Does it make a lot of sense that Tywin, who had already been a very successful Hand for several decades, would sit back and watch Robert piss away his grandchildren’s inheritance for 1 1/2 decades? Not really. Knowing Tywin, I’m seriously surprised that Robert didn’t have a lethal accident about ten years ago, with Tywin deftly stepping into the role of Regent at that point.

But, the whole setup of the novel wouldn’t work if that had happened. So the author left Tywin moldering on his Rock with Tyrion fixing his drains and ignored realpolitik for an unconscionably long time. This was, we were told, a man who was seething because Aerys had replaced him as Hand at the end of his reign. I don’t really believe he’d have let three more Hands serve without putting pressure on his daughter to at least get him a council seat. BUT . ..  for the author’s purpose, he had to act as he did. There would have been no series otherwise. But it’s still just an authorial decision. It’s not history. It’s not gospel. It’s just something the author manipulated to set things up for the plot of the book. If you ask “Why?” the only answer that matters is the author’s “Because I said so.” But it still is just a setup.

Similarly, he made Ned Stark have no close living uncles or brothers or sisters. If he had, then a Stark would have been in Winterfell the whole time. Again, ruining the plot of the stories. But authors aren’t more special than other people… they’re just better at telling stories. Stories can be amusing, entertaining, inspiring, and moving. In the end, though, they’re all just pretty lies. And the author is the Liar in Chief, making decisions ruthlessly just to advance the story he or she has in mind. Why do the characters do what they do? If they’re good characters, they’ll have motivations and reasons and justifications. But the author decided to put that particular character in just THAT place at THAT time, remember. It’s all a pretty mummer’s show. 🙂

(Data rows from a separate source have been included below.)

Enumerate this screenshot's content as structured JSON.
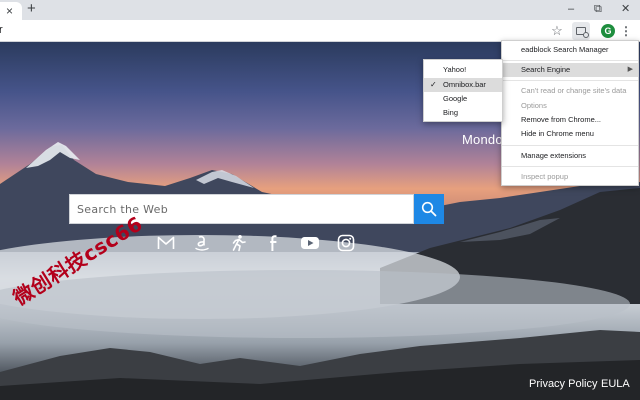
{
  "browser": {
    "tab": {
      "close_glyph": "×"
    },
    "new_tab_glyph": "+",
    "window_controls": {
      "minimize": "–",
      "restore": "⧉",
      "close": "✕"
    },
    "omnibox_text": "r",
    "avatar_letter": "G",
    "menu_glyph": "⋮",
    "icons": [
      "close-icon",
      "plus-icon",
      "star-icon",
      "extension-icon",
      "avatar",
      "kebab-menu-icon"
    ]
  },
  "page": {
    "search": {
      "placeholder": "Search the Web"
    },
    "brand_text": "Mondo",
    "quick_links": [
      {
        "name": "gmail",
        "icon": "gmail-icon"
      },
      {
        "name": "amazon",
        "icon": "amazon-icon"
      },
      {
        "name": "fitness",
        "icon": "runner-icon"
      },
      {
        "name": "facebook",
        "icon": "facebook-icon"
      },
      {
        "name": "youtube",
        "icon": "youtube-icon"
      },
      {
        "name": "instagram",
        "icon": "instagram-icon"
      }
    ],
    "footer": {
      "privacy": "Privacy Policy",
      "eula": "EULA"
    },
    "watermark": "微创科技csc66"
  },
  "context_menu": {
    "title": "eadblock Search Manager",
    "search_engine": "Search Engine",
    "cant_read": "Can't read or change site's data",
    "options": "Options",
    "remove": "Remove from Chrome...",
    "hide": "Hide in Chrome menu",
    "manage": "Manage extensions",
    "inspect": "Inspect popup"
  },
  "search_engine_submenu": {
    "items": [
      "Yahoo!",
      "Omnibox.bar",
      "Google",
      "Bing"
    ],
    "selected": "Omnibox.bar",
    "check_glyph": "✓"
  },
  "colors": {
    "accent": "#1e88e5",
    "watermark": "#b3001b",
    "menu_highlight": "#dcdcdc"
  }
}
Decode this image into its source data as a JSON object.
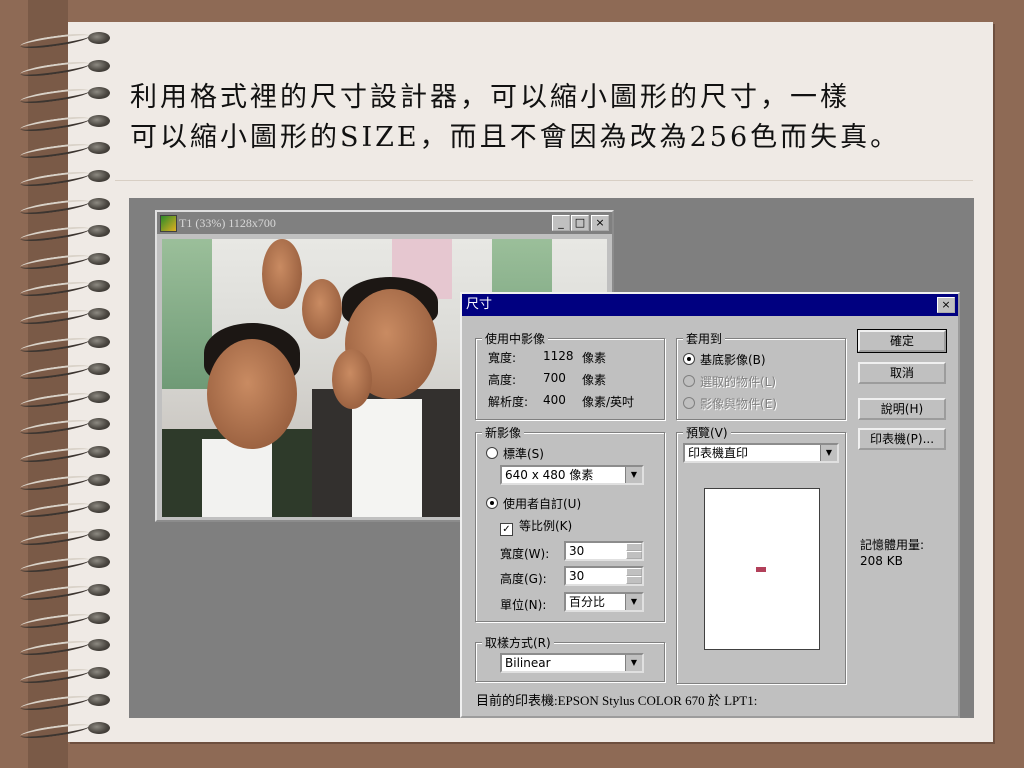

Some heavily-anticipated titles

I was browsing through Amazon and their upcoming releases when I remembered that, wooooot!, the new Dresden Files book is coming out soon.

Here’s the book, cover and all:

The next Dresden Files book

Harry’s hell just froze over . . ..

I’ve been reading the Dresden Files now since about 1999, after my good friend Lena loaned me her paperback copies of the first three books. I’m hoping this one is more of a return to form for Harry after the last one, in which he was . . . kinda dead.

😉

While I was ogling the new Jim Butcher book, I stumbled upon another book that set my skiffy senses tingling:

New Bujold novel

Finally, a book about the darling Ivan . . .

I love Lois McMaster Bujold’s work. Her Barrayar/Miles Vorkosigan books are some of my favorite science fiction books, ever. The last one dropped a brick on us. I wonder what she’ll do about that brick in this book, or even if it gets resolved at all. Might there be another Miles book after this one?

Hope you’re as excited as I am! I will be buying these in hardback, broke or not. 🙂